Court: Beit Yehonatan Seal Orders Remain Intact
A High Court judge said Thursday that a previous decision to evacuate and seal Beit Yehonatan in the City of David neighborhood will stand, and that four residents of the building whom the court in 2007 said had made illegal use of the building were subject to various penalties, including a fine and other legal steps.
Court judge Edna Arbel said that the four – Moshe and Sivan Cordova and Efraim and Miriam Friedler – had not made any new arguments, and that there was no reason to cancel the order to seal the building. Arbel also complained that the Jerusalem municipality, who has the responsibility of carrying out the court's order, had been dragging its feet for years on the matter. Arbel added that Jerusalem Mayor Nir Barkat's position – that he could not in good conscience seal Beit Yehonatan unless similar action were taken against illegal Arab building in the neighborhood – was untenable, and that he had no grounds to stand on.
Arbel added that the residents themselves had a responsibility to vacate the building, even if the city was not doing its job. As such, she said, they were not entitled to the protection of the court. “The court will not extend its help to those who violate its orders and decide the law for themselves.” This alone, she said, would be sufficient reason to reject their plea.

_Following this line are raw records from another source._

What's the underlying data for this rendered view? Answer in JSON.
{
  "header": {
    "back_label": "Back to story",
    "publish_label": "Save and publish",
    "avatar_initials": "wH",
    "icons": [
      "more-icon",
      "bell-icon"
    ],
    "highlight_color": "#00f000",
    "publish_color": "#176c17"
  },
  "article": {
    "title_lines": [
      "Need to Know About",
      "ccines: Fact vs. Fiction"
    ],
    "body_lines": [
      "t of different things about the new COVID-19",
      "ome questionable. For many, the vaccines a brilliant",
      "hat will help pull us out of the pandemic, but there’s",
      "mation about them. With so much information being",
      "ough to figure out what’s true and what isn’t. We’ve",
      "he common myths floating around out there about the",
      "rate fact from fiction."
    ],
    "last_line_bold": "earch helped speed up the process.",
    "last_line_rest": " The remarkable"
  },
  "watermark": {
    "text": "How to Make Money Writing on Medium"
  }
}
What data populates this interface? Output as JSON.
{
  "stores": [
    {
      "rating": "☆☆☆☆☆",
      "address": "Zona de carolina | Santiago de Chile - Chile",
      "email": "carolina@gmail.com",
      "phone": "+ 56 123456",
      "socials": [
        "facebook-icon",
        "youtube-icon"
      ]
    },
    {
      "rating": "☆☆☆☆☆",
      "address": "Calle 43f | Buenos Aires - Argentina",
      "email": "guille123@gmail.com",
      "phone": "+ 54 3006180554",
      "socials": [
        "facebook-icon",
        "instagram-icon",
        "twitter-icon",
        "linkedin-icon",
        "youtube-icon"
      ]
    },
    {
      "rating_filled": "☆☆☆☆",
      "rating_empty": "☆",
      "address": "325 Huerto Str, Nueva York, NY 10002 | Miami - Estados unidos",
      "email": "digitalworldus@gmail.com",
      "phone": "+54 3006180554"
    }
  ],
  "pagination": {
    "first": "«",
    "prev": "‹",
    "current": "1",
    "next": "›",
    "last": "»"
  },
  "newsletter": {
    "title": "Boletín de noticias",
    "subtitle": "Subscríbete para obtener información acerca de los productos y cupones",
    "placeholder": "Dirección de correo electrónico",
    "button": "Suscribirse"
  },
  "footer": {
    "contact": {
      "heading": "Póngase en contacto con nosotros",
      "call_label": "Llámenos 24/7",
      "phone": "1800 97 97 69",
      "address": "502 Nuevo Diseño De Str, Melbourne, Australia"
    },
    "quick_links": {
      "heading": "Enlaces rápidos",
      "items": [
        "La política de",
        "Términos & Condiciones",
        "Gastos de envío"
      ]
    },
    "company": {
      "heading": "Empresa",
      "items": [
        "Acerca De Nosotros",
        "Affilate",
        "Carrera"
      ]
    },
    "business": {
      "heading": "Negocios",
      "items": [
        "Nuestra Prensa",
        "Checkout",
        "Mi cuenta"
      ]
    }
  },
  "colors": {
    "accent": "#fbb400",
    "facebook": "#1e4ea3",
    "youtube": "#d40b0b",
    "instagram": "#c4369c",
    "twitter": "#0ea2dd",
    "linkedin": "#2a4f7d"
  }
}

Beit Yehonatan is one of the few places in the City of David where Jews have been able to find a place to live. The neighborhood had, at least until 1948, a significant Jewish population – until they were forced to flee for their lives in the onslaught of Arab murderers during the War of Independence. Besides fighting the High Court's decision to vacate the building, residents have been forced to contend with an ongoing Arab terror campaign; in a typical incident, Arab youths hurled rocks and firebombs at the Beit Yehonatan building in mid-July. They were arrested by police, and their case is pending.